▶ **DIRECTIONS**: Output the data once more, exactly as given.

BEGIN DATA FOR THIS TASK

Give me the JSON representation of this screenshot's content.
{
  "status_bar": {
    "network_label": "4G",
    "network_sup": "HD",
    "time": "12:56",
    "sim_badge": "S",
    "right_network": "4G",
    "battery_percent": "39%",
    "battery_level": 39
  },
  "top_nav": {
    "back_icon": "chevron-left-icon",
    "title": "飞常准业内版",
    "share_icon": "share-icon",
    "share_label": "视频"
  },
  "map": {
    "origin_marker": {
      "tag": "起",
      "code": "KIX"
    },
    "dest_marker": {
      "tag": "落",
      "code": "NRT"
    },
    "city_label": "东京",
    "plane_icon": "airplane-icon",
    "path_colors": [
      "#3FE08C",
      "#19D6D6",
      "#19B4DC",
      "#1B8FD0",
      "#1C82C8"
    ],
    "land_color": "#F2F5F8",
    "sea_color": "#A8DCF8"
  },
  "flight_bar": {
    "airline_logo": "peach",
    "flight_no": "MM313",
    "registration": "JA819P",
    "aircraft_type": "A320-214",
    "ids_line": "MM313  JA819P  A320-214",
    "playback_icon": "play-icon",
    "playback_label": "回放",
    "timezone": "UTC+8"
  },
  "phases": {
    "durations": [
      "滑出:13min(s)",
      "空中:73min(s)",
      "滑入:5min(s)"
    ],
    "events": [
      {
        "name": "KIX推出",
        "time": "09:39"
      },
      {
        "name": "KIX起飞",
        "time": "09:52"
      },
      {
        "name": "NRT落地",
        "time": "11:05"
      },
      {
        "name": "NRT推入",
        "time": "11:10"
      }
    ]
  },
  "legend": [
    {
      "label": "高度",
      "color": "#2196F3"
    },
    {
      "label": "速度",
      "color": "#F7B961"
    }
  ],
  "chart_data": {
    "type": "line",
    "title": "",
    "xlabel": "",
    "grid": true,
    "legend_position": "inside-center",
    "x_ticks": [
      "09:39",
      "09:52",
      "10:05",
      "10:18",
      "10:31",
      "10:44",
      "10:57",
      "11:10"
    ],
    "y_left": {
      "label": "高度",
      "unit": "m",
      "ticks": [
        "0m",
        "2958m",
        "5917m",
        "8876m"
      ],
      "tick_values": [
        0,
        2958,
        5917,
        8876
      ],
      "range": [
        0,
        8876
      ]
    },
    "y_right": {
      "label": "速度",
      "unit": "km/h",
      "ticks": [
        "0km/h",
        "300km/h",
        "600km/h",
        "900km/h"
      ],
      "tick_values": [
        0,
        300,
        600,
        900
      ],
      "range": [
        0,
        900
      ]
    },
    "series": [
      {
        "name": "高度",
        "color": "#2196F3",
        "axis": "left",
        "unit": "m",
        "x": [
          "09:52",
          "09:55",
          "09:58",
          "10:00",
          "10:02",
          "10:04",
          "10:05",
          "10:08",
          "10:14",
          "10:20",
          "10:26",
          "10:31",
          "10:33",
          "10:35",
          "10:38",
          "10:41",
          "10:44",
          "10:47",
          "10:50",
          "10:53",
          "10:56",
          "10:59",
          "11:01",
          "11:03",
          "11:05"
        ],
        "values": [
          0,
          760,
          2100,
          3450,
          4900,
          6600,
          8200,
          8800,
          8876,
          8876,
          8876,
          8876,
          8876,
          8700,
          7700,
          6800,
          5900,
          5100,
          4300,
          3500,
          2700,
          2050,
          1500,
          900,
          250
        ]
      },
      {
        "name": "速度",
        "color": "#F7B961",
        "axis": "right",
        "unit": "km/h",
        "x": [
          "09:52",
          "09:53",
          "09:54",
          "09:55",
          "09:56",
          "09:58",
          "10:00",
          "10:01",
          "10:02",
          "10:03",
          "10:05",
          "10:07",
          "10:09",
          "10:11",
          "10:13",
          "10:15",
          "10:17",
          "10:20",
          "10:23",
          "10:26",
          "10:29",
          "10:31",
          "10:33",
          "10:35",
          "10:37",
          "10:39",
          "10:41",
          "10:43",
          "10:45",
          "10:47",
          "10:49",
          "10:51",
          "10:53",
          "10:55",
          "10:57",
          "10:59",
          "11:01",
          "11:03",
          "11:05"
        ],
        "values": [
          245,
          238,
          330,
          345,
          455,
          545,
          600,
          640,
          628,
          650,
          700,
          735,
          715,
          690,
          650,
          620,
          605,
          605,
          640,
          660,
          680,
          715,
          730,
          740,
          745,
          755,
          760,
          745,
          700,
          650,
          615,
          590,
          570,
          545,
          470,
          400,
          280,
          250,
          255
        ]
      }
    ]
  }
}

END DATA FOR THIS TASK

▶ **THE ANSWER**:
Give me the JSON representation of this screenshot's content.
{
  "status_bar": {
    "network_label": "4G",
    "network_sup": "HD",
    "time": "12:56",
    "sim_badge": "S",
    "right_network": "4G",
    "battery_percent": "39%",
    "battery_level": 39
  },
  "top_nav": {
    "back_icon": "chevron-left-icon",
    "title": "飞常准业内版",
    "share_icon": "share-icon",
    "share_label": "视频"
  },
  "map": {
    "origin_marker": {
      "tag": "起",
      "code": "KIX"
    },
    "dest_marker": {
      "tag": "落",
      "code": "NRT"
    },
    "city_label": "东京",
    "plane_icon": "airplane-icon",
    "path_colors": [
      "#3FE08C",
      "#19D6D6",
      "#19B4DC",
      "#1B8FD0",
      "#1C82C8"
    ],
    "land_color": "#F2F5F8",
    "sea_color": "#A8DCF8"
  },
  "flight_bar": {
    "airline_logo": "peach",
    "flight_no": "MM313",
    "registration": "JA819P",
    "aircraft_type": "A320-214",
    "ids_line": "MM313  JA819P  A320-214",
    "playback_icon": "play-icon",
    "playback_label": "回放",
    "timezone": "UTC+8"
  },
  "phases": {
    "durations": [
      "滑出:13min(s)",
      "空中:73min(s)",
      "滑入:5min(s)"
    ],
    "events": [
      {
        "name": "KIX推出",
        "time": "09:39"
      },
      {
        "name": "KIX起飞",
        "time": "09:52"
      },
      {
        "name": "NRT落地",
        "time": "11:05"
      },
      {
        "name": "NRT推入",
        "time": "11:10"
      }
    ]
  },
  "legend": [
    {
      "label": "高度",
      "color": "#2196F3"
    },
    {
      "label": "速度",
      "color": "#F7B961"
    }
  ],
  "chart_data": {
    "type": "line",
    "title": "",
    "xlabel": "",
    "grid": true,
    "legend_position": "inside-center",
    "x_ticks": [
      "09:39",
      "09:52",
      "10:05",
      "10:18",
      "10:31",
      "10:44",
      "10:57",
      "11:10"
    ],
    "y_left": {
      "label": "高度",
      "unit": "m",
      "ticks": [
        "0m",
        "2958m",
        "5917m",
        "8876m"
      ],
      "tick_values": [
        0,
        2958,
        5917,
        8876
      ],
      "range": [
        0,
        8876
      ]
    },
    "y_right": {
      "label": "速度",
      "unit": "km/h",
      "ticks": [
        "0km/h",
        "300km/h",
        "600km/h",
        "900km/h"
      ],
      "tick_values": [
        0,
        300,
        600,
        900
      ],
      "range": [
        0,
        900
      ]
    },
    "series": [
      {
        "name": "高度",
        "color": "#2196F3",
        "axis": "left",
        "unit": "m",
        "x": [
          "09:52",
          "09:55",
          "09:58",
          "10:00",
          "10:02",
          "10:04",
          "10:05",
          "10:08",
          "10:14",
          "10:20",
          "10:26",
          "10:31",
          "10:33",
          "10:35",
          "10:38",
          "10:41",
          "10:44",
          "10:47",
          "10:50",
          "10:53",
          "10:56",
          "10:59",
          "11:01",
          "11:03",
          "11:05"
        ],
        "values": [
          0,
          760,
          2100,
          3450,
          4900,
          6600,
          8200,
          8800,
          8876,
          8876,
          8876,
          8876,
          8876,
          8700,
          7700,
          6800,
          5900,
          5100,
          4300,
          3500,
          2700,
          2050,
          1500,
          900,
          250
        ]
      },
      {
        "name": "速度",
        "color": "#F7B961",
        "axis": "right",
        "unit": "km/h",
        "x": [
          "09:52",
          "09:53",
          "09:54",
          "09:55",
          "09:56",
          "09:58",
          "10:00",
          "10:01",
          "10:02",
          "10:03",
          "10:05",
          "10:07",
          "10:09",
          "10:11",
          "10:13",
          "10:15",
          "10:17",
          "10:20",
          "10:23",
          "10:26",
          "10:29",
          "10:31",
          "10:33",
          "10:35",
          "10:37",
          "10:39",
          "10:41",
          "10:43",
          "10:45",
          "10:47",
          "10:49",
          "10:51",
          "10:53",
          "10:55",
          "10:57",
          "10:59",
          "11:01",
          "11:03",
          "11:05"
        ],
        "values": [
          245,
          238,
          330,
          345,
          455,
          545,
          600,
          640,
          628,
          650,
          700,
          735,
          715,
          690,
          650,
          620,
          605,
          605,
          640,
          660,
          680,
          715,
          730,
          740,
          745,
          755,
          760,
          745,
          700,
          650,
          615,
          590,
          570,
          545,
          470,
          400,
          280,
          250,
          255
        ]
      }
    ]
  }
}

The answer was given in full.